Fred Wertheimer of Democracy 21 said the courts were right in the first place.
"Allowing corporations to flood our elections and use campaign expenditures to buy influence would fundamentally undermine our democracy," he said. "The little guy would have no role here, because the dominant force in politics -- the dominant force in Washington decision-making -- would become corporations."
But David Bossee of Citizens United doesn't buy that. He argued that groups of people who pool resources, ranging from labor unions to the health industry to advocacy groups like the National Rifle Association, still have the right to free speech.
"I don't believe the federal government should have the right to impede people's entry into the [political] process," he said. "And that's what I believe the Federal Election Commission is doing here: squelch our First Amendment rights."
U.S. courts have consistently ruled that spending money on elections is a form of speech.
The case has made for unusual alliances: the American Civil Liberties Union, for example, sides with Citizens United.
"For many free-speech advocates, this is maybe a case of strange bedfellows, but they agree with Citizens United," said George Washington University law professor Jonathan Turley.
"They say, 'If you start to say these types of movies are prohibited speech, it could sweep into things like books.' Indeed, [the first time this case was argued,] the U.S. government said, 'Yes, we could restrict books during these election periods,' " Turley said.
"That sent a chill through the free-speech community. On the other side, people are saying, 'Yeah, campaign finance [reform] is strangling the democratic process,' " he said.
"You have two worthy values and very strong values on both sides," he said on CNN's "American Morning."
"There's a great deal at stake," he said. "If they strike down part of the campaign finance laws, it occurs right before the mid-term [elections], and you would see major amounts of money dumped into the campaign."
The court's rare special session marks the debut of Justice Sonia Sotomayor, President Obama's first Supreme Court nominee.
The original narrow focus of the case was on Section 203 of the comprehensive 2002 McCain-Feingold law, which bans the broadcast of "electioneering communication" by corporations, unions and advocacy groups if such a broadcast would be aired close to election dates and would identify candidates by name or image.
The law also requires an on-screen notice of the groups financing such ads as well as public disclosure of all donors to the sponsoring organizations.

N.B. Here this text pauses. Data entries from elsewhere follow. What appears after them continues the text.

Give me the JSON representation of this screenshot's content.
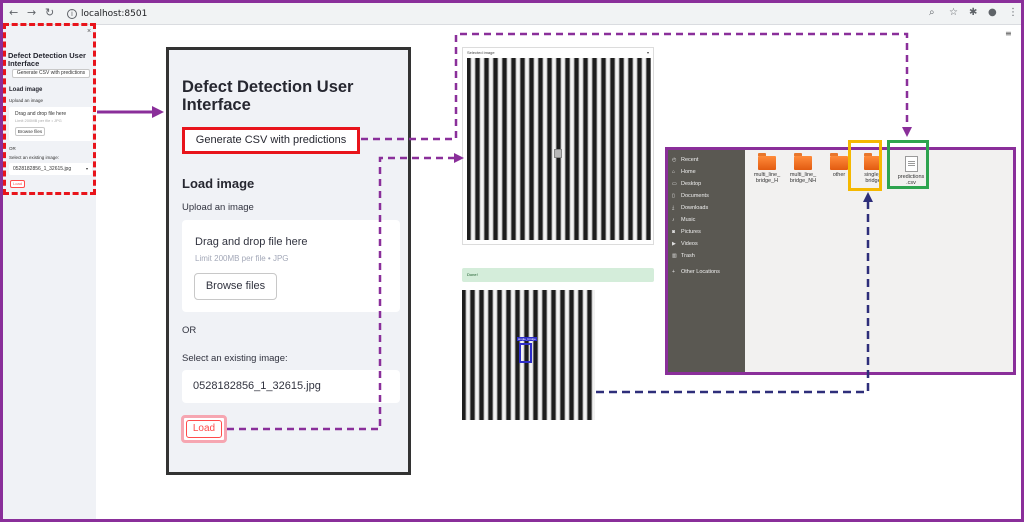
{
  "browser": {
    "back_icon": "back-arrow-icon",
    "forward_icon": "forward-arrow-icon",
    "reload_icon": "reload-icon",
    "url": "localhost:8501"
  },
  "app": {
    "title": "Defect Detection User Interface",
    "generate_button": "Generate CSV with predictions",
    "load_image_heading": "Load image",
    "upload_label": "Upload an image",
    "drop_text": "Drag and drop file here",
    "drop_limit": "Limit 200MB per file • JPG",
    "browse_button": "Browse files",
    "or_text": "OR",
    "select_label": "Select an existing image:",
    "selected_image": "0528182856_1_32615.jpg",
    "load_button": "Load"
  },
  "results": {
    "selected_image_header": "Selected image",
    "done_text": "Done!",
    "bbox_label": "single_bridge"
  },
  "file_manager": {
    "places": [
      {
        "icon": "clock-icon",
        "label": "Recent"
      },
      {
        "icon": "home-icon",
        "label": "Home"
      },
      {
        "icon": "folder-icon",
        "label": "Desktop"
      },
      {
        "icon": "document-icon",
        "label": "Documents"
      },
      {
        "icon": "download-icon",
        "label": "Downloads"
      },
      {
        "icon": "music-icon",
        "label": "Music"
      },
      {
        "icon": "camera-icon",
        "label": "Pictures"
      },
      {
        "icon": "video-icon",
        "label": "Videos"
      },
      {
        "icon": "trash-icon",
        "label": "Trash"
      },
      {
        "icon": "plus-icon",
        "label": "Other Locations"
      }
    ],
    "files": [
      {
        "name1": "multi_line_",
        "name2": "bridge_H"
      },
      {
        "name1": "multi_line_",
        "name2": "bridge_NH"
      },
      {
        "name1": "other",
        "name2": ""
      },
      {
        "name1": "single_",
        "name2": "bridge"
      },
      {
        "name1": "predictions",
        "name2": ".csv"
      }
    ]
  },
  "colors": {
    "annotation_purple": "#8a2f9a",
    "highlight_red": "#e8141b",
    "highlight_orange": "#f5b800",
    "highlight_green": "#2ea44f",
    "arrow_navy": "#2e2e7a",
    "streamlit_red": "#ff4b4b"
  }
}
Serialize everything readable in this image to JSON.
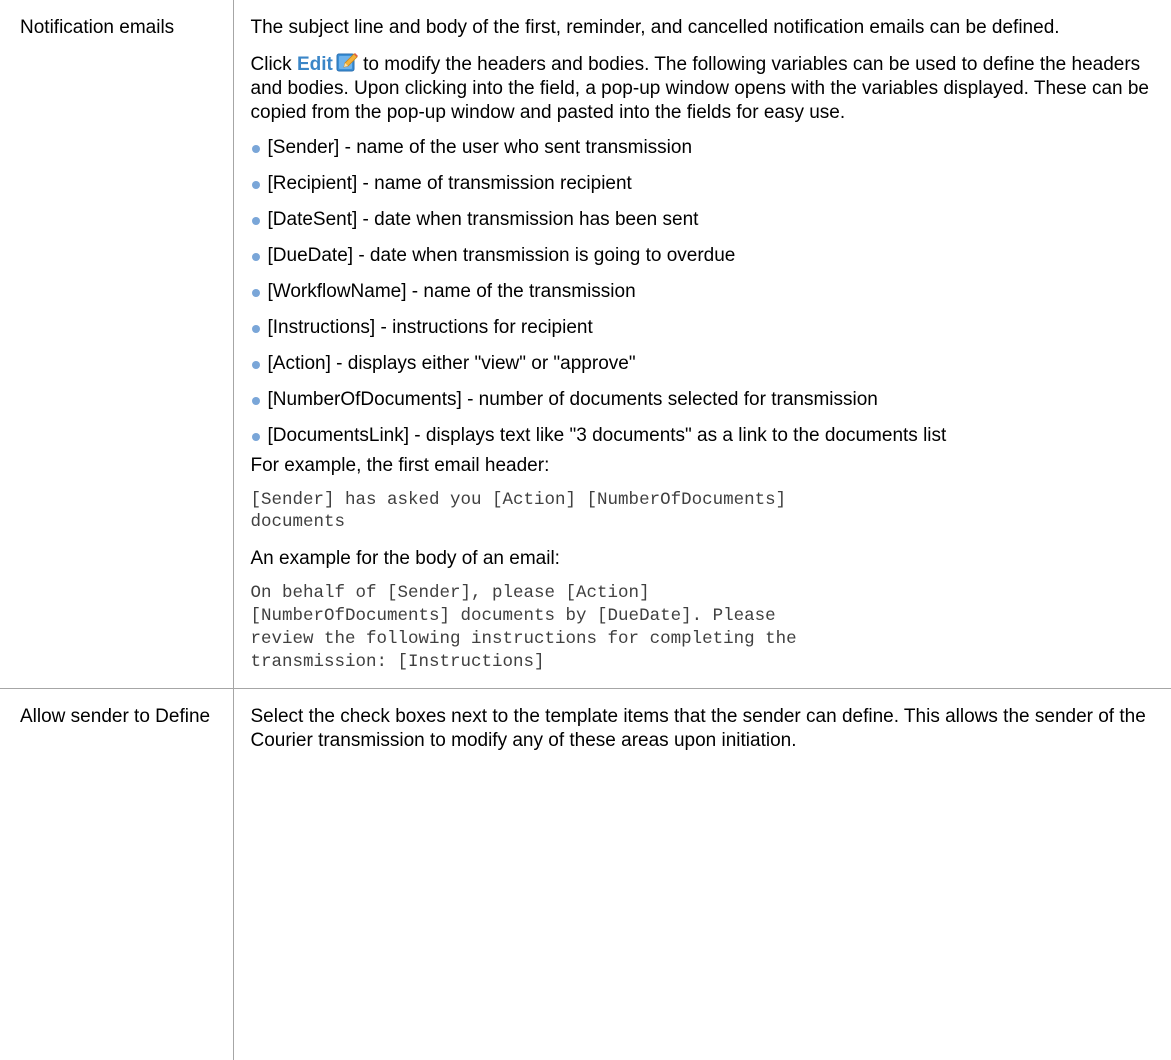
{
  "rows": [
    {
      "label": "Notification emails",
      "intro": "The subject line and body of the first, reminder, and cancelled notification emails can be defined.",
      "click_prefix": "Click ",
      "edit_link": "Edit",
      "click_suffix": " to modify the headers and bodies. The following variables can be used to define the headers and bodies. Upon clicking into the field, a pop-up window opens with the variables displayed. These can be copied from the pop-up window and pasted into the fields for easy use.",
      "edit_icon": "edit-pencil-icon",
      "variables": [
        "[Sender] - name of the user who sent transmission",
        "[Recipient] - name of transmission recipient",
        "[DateSent] - date when transmission has been sent",
        "[DueDate] - date when transmission is going to overdue",
        "[WorkflowName] - name of the transmission",
        "[Instructions] - instructions for recipient",
        "[Action] - displays either \"view\" or \"approve\"",
        "[NumberOfDocuments] - number of documents selected for transmission",
        "[DocumentsLink] - displays text like \"3 documents\" as a link to the documents list"
      ],
      "header_example_intro": "For example, the first email header:",
      "header_example_code": "[Sender] has asked you [Action] [NumberOfDocuments]\ndocuments",
      "body_example_intro": "An example for the body of an email:",
      "body_example_code": "On behalf of [Sender], please [Action]\n[NumberOfDocuments] documents by [DueDate]. Please\nreview the following instructions for completing the\ntransmission: [Instructions]"
    },
    {
      "label": "Allow sender to Define",
      "text": "Select the check boxes next to the template items that the sender can define. This allows the sender of the Courier transmission to modify any of these areas upon initiation."
    }
  ],
  "colors": {
    "border": "#a6a6a6",
    "link": "#3b86c7",
    "bullet": "#7aa6d8",
    "code_text": "#404040"
  }
}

But the scope of the case has now expanded significantly, and justices will ask whether they should re-examine important precedents banning direct corporate spending in campaigns.
The Clinton movie case could launch a range of as-yet unanswered questions about political speech and government regulation.
Since the filmmakers argued that their work was information, not political advocacy, should the government place itself as the ultimate arbiter of what is "news"?
Some media groups say no. " 'Hillary: The Movie' does not differ, in any relevant respect, from the critiques of presidential candidates produced throughout the entirety of American history," said the Reporters Committee for Freedom of the Press in a brief to the high court.
And can distinctions be drawn between regulating quickie 30-second or one-minute "attack ads" and a 90-minute documentary that could be viewed as an ideological "infomercial"?
"McCain-Feingold clearly has an impact on every candidate and everyone that raises or spends campaign dollars," said Edward Lazarus, author of "Closed Chambers," an inside look at the Supreme Court. "And the court has mediated that line between trying to allow Congress to protect against electoral corruption but at the same time protect the right of expression of corporations and individuals."
Movie excerpts and the ads can be seen at www.hillarythemovie.com.
The case is Citizens United v. FEC (08-205).
CNN Supreme Court Producer Bill Mears and Elaine Quijano contributed to this report.